Historically we have been frightened by these words but I think if we are truly living our lives as well as we can, are aware of our spirituality and religion, and are moral beings, loving our neighbors, that this should not scare us at all. St. Paul today stresses strengthening “our hearts in holiness that you may be blameless before our God and Father at the coming of our Lord Jesus with all his saints.” In the first reading, Jeremiah is predicting a Messiah who will be called righteous. Well, that righteous Messiah has already come and has “execute[d] justice and righteousness in the land.” Advent is a time to remember that first coming and to repent and turn ourselves around for the second coming. We celebrate that first coming as Christmas Day. We don’t know when the second will be. If it were tomorrow will you be ready?
This is the Good News of repentance that we focus on in Advent. May we begin this week to be more alert and to turn our lives around in preparation for Christmas and the second Christmas to come!
Bishop of Holy Trinity Diocese and St. Andrew’s Cathedral Parish
The Catholic Apostolic Church in North America (CACINA)

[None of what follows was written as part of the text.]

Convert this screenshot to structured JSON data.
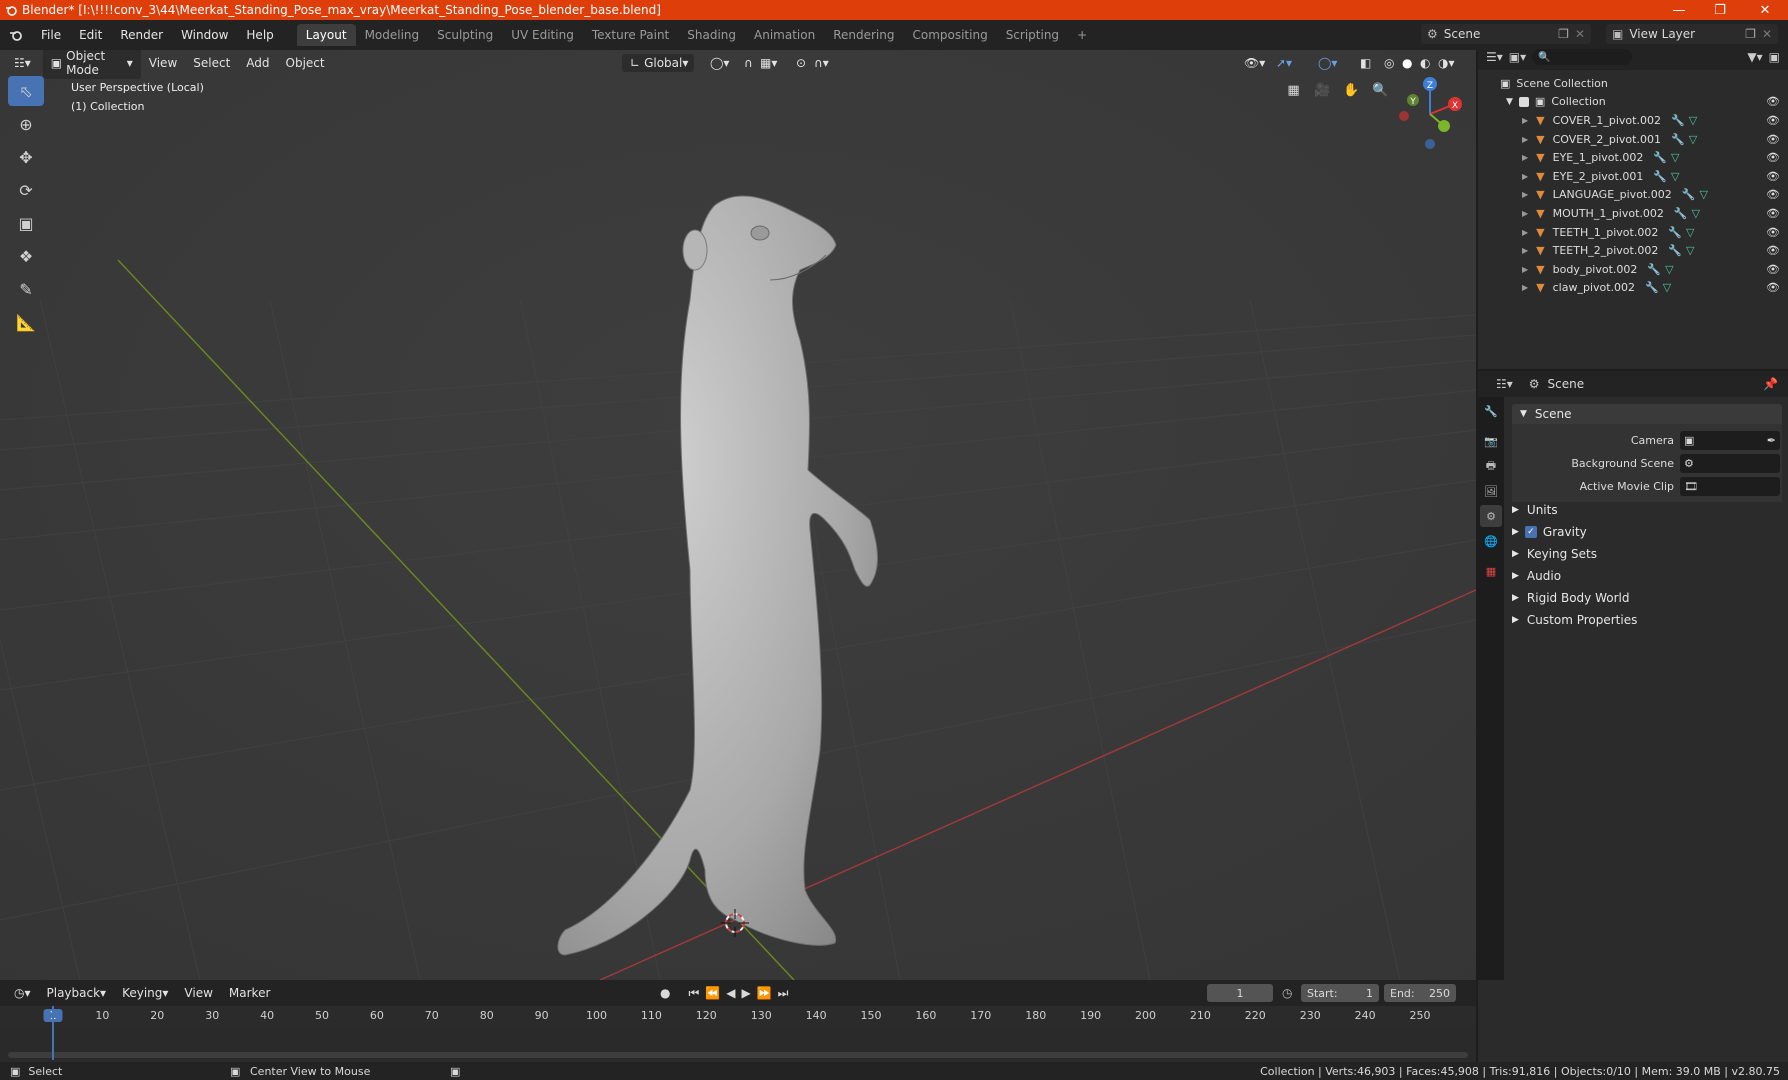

[Volume 3 (Luke) of Bishop Ron’s homilies, one for every Sunday and Feast from the last Cycle C, is available from amazon.com for $9.99 – “Teaching the Church Year”]